TM Forum’s Chief Analyst Mark Newman looks at whether communications service providers (CSPs) are really making money on digital services. This article is the second in a two-part series we are running in advance of our upcoming Digital Transformation Tracker report, which will be published later this month. The previous article focused on CSPs’ plans to develop new digital services.
Only a small number of CSPs are reporting revenue from digital services. Even fewer are reporting profitability because this would require that they allocate a portion of capital expenditure and operational expenditure from their core operations to digital services.
However, there are enough financial results available to create a reasonable picture of the status of digital service revenue today (see graphic below). Analysis of the financials of 18 CSPs produced by AT Kearney and Delta Partners, indicates that on average operators (in some cases operator groups) are generating 3.8 percent of their revenue from ‘digital’ services.
This comes with some caveats. Not all the operators specifically report ‘digital’ revenues; in some cases, its revenue from value-added services. Japanese operator DoCoMo, for example, reports digital service revenue in its ‘Smart Life’ services portfolio, which comprises content, commerce, payments, lifestyle, enterprise and support services. DoCoMo is forecasting ¥130 million ($1.2 million) in Smart Life revenue for the current financial year which would be equivalent to 11.4 percent of total revenue.
DoCoMo has been investing heavily in building its own third-party value-added services and reselling third-party partner services for the last 20 years. While DoCoMo undoubtedly has lost some market share to digital natives, a large number of its customers still opt for more expensive pricing plans which include access to these services.
What does it mean?
Here are some key points to consider when it comes to digital services revenue:
- Many CSPs are now reporting machine-to-machine (M2M) and/or internet of things (IoT) revenue. In most cases, this comes from selling 2G, 3G and 4G connectivity (most M2M connections are still 2G), although some operators are starting to generate revenue beyond connectivity. We believe that M2M/IoT is equivalent to around 1 percent of total mobile revenues, with best-in-class CSPs such as AT&T, China Mobile, Deutsche Telekom and Vodafone generating in excess of 2 percent of revenues from IoT.
- Operators in emerging markets, many of which still have a large proportion of revenues coming from 2G services, continue to offer traditional value-added services such as ringtones, interactive voice response and information services delivered by SMS or USSD (unstructured supplementary service data).
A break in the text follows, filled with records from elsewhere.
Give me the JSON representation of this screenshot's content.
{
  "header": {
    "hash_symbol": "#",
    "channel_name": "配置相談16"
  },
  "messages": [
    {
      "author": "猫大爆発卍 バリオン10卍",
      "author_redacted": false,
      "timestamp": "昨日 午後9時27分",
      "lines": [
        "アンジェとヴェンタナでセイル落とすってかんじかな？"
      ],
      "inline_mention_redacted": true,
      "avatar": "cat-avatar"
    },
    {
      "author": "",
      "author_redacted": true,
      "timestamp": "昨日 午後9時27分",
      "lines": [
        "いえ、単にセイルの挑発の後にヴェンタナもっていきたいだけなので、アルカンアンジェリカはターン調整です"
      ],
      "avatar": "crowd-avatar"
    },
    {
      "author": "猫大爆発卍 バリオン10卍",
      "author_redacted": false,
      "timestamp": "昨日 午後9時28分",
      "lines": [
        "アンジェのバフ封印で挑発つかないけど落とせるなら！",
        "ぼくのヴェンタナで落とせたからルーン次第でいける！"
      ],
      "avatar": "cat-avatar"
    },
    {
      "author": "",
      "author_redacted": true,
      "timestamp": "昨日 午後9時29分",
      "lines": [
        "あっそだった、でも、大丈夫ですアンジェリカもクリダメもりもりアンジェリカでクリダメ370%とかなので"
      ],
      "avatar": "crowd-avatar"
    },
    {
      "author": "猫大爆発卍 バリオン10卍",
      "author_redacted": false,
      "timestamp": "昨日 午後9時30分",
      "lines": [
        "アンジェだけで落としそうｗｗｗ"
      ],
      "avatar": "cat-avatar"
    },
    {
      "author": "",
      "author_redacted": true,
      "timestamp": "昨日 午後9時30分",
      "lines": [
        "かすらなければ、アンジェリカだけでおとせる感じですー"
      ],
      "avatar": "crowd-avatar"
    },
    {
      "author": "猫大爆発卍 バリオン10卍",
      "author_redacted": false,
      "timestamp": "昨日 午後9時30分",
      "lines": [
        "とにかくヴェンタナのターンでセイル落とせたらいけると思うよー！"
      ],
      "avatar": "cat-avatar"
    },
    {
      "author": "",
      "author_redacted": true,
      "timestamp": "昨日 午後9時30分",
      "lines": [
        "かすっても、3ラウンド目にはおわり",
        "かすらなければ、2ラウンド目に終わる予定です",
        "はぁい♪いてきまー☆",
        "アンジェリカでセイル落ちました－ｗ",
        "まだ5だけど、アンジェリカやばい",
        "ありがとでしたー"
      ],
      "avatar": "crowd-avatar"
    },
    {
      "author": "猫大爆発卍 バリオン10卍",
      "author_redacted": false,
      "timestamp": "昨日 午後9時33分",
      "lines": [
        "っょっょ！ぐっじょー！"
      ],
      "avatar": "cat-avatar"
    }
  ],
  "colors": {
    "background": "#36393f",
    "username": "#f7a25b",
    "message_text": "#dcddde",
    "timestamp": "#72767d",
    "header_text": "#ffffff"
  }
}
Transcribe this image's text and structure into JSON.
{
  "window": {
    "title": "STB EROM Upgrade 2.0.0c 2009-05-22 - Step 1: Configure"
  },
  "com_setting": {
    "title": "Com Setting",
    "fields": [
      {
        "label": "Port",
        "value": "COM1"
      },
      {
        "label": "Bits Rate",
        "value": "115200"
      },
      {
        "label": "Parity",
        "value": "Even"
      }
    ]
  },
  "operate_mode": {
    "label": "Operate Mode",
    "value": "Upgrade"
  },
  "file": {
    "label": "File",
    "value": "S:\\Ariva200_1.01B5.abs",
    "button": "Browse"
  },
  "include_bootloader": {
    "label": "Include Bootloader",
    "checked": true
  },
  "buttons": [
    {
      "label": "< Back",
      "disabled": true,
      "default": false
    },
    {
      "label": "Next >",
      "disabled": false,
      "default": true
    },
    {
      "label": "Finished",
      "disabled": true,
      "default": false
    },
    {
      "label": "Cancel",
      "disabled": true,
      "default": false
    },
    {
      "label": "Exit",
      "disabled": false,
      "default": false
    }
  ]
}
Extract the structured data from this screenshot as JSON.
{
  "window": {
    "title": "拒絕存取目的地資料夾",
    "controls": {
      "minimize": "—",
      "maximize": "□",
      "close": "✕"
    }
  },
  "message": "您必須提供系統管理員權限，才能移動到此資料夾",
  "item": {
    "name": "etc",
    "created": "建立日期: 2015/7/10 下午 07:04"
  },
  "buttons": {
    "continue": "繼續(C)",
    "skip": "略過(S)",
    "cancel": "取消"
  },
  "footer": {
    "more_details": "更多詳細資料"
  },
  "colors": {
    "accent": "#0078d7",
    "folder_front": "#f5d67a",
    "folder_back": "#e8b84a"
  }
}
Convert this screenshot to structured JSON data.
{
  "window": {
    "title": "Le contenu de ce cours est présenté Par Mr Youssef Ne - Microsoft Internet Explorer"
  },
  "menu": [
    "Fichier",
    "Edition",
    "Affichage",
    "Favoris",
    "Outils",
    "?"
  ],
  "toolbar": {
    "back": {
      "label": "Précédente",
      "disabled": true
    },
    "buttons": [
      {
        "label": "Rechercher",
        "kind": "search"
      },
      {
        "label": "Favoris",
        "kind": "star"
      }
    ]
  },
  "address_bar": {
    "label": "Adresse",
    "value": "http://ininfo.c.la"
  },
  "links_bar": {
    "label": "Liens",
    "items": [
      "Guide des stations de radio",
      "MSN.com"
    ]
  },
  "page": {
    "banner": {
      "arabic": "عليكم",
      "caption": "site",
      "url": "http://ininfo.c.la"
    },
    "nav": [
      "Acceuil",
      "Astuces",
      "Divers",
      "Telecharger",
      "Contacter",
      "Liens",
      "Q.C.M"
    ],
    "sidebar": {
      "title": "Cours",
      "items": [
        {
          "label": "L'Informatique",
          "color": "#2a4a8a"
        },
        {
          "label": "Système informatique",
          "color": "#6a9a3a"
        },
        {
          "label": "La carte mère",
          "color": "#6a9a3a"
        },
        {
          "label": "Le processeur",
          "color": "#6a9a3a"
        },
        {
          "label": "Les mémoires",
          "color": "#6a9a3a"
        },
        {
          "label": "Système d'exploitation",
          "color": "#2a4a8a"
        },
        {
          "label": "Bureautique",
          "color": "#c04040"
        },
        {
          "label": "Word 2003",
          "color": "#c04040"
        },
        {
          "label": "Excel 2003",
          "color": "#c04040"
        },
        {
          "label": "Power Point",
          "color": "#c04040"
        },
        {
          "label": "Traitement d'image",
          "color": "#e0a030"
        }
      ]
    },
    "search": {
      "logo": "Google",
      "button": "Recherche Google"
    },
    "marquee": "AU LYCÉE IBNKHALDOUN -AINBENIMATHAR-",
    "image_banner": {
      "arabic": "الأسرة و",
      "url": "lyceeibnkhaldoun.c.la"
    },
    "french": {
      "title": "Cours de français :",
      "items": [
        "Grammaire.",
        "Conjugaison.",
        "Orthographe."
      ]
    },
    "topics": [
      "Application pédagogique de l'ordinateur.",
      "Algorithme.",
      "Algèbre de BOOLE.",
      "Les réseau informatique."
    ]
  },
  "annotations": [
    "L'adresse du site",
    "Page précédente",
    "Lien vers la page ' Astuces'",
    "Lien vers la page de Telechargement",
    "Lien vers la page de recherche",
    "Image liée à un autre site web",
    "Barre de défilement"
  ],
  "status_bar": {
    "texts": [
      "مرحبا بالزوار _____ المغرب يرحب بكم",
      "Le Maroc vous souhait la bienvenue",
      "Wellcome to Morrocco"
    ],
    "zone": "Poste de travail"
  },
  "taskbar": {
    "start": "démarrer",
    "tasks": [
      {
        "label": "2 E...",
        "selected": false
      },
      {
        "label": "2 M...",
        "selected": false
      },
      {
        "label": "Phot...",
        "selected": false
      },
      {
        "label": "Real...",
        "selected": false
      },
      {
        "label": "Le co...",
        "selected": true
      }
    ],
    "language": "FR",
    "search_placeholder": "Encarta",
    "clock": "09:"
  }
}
- A relatively small number of CSPs are expanding aggressively into mobile payments and financial services. French operator group Orange, for example, offers Orange Money services across most of its African footprint. Millicom, an operator in Africa and Latin America, has ambitious targets for its mobile financial services business.
- It is particularly difficult to separate out digital from non-digital services in the enterprise market. This is because many new cloud-based services such as unified communications act as replacements for traditional voice and messaging services.
- Cloud services are already generating significant revenues for CSPs that traditionally have been major players in the enterprise market. It is proving more difficult for mobile operators to build cloud revenue because they have been mostly consumer-centric until now.
- Many CSPs have made significant acquisitions in digital services which, perhaps, creates a slightly distorted picture of the success that they have had expanding into digital services. Telstra, for example, has acquired Ooyala, a video services company. Telenor bought Tapad, a digital marketing agency, and SingTel owns Amobee, a major player in the mobile advertising space. SingTel has built a dedicated business unit called Digital Life around Amobee.
How to measure success?
Rather than trying to build new ‘digital’ lines of business, CSPs are now looking to develop digital services and capabilities that enhance their core business. As such, it will become increasingly difficult in the future to separate out digital revenue from other revenue.
However, where new product teams remain distinct and separate, there will be pressure internally to report separate revenues and profitability – and if these new products are successful, CSPs will be the first to disclose financials. This is most likely to happen in IoT where many CSPs have dedicated product and sales and marketing functions (although it could be argued that over a period of time the IoT business should be fully integrated into an ICT services business).
When assessing the success of digital service initiatives, it may not always be helpful to measure them as a proportion of total revenue. Today CSPs generate $1.4 trillion in revenue. If the average digital services revenue figure of 3.8 percent were to apply across the entire sector, it would they are generating $53.2 billion in revenue from digital services. This is 50 percent more than Facebook’s annual revenue run-rate of $36 billion.